There is also the challenge of how often this data analysis can be completed. Traditional businesses tend to run on a quarterly basis, which can be fine when the profitability of current sales will pay for the running of the organisation. For recurring revenue businesses, this may not be often enough. If an issue around churn is only seen after three months, then the impact on future cash-flow and revenues may be spotted too late.
 
Looking at key metrics on a monthly, weekly or even daily basis is more likely to provide the management team with the information they require. This not only helps with management decision-making, but also helps to make sure that customers become profitable investments for the company.
 
At this point, it is also worth looking at how to automate some of that data analysis. If you are looking at reporting more metrics that rely on information from across the organisation and they are more difficult to compile than stand-alone finance data, then any steps to streamline that process should be considered.
 
Options here include building more reports in your sales, CRM and finance reports to capture as much of those numbers as you can. However, in most cases getting these key metrics involves linking information from across multiple applications. The other approach is to look at getting that information into a separate data analytics tool to take care of that reporting requirement.
 
When it comes to running your business, the old metrics of profit and loss can take you so far. If your business earns its money through recurring revenue, then the challenge is to make use of all the additional information that is available.
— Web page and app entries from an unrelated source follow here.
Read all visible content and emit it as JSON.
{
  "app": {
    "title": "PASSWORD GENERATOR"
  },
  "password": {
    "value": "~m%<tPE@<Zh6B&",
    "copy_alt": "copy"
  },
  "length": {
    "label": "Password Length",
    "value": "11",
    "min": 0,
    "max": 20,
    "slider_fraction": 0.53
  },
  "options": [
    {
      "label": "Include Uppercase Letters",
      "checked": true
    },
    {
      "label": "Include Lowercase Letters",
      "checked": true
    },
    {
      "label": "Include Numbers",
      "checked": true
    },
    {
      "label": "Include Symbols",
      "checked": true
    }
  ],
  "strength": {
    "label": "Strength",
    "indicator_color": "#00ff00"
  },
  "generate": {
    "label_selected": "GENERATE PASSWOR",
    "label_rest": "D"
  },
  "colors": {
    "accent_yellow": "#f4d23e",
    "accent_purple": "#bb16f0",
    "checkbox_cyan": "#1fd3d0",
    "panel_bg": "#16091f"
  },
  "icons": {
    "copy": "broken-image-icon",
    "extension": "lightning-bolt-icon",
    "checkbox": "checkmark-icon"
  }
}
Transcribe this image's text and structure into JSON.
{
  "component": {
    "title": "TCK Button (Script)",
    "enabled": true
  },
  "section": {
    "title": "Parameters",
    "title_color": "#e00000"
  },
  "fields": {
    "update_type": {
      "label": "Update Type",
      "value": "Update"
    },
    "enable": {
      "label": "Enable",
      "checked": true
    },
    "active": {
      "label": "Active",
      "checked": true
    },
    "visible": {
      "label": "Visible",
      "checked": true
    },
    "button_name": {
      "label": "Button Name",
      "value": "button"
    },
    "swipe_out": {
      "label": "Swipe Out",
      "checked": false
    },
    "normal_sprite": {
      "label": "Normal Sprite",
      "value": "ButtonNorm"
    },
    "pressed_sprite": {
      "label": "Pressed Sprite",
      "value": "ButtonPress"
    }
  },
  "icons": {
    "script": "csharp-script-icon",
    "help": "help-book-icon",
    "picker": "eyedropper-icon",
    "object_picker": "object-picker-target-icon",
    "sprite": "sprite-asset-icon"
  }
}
By looking at these more in-depth metrics, it can be easier and faster to see where there are both challenges and opportunities in future.
 
David Gray is VP International at cloud business intelligence company Birst.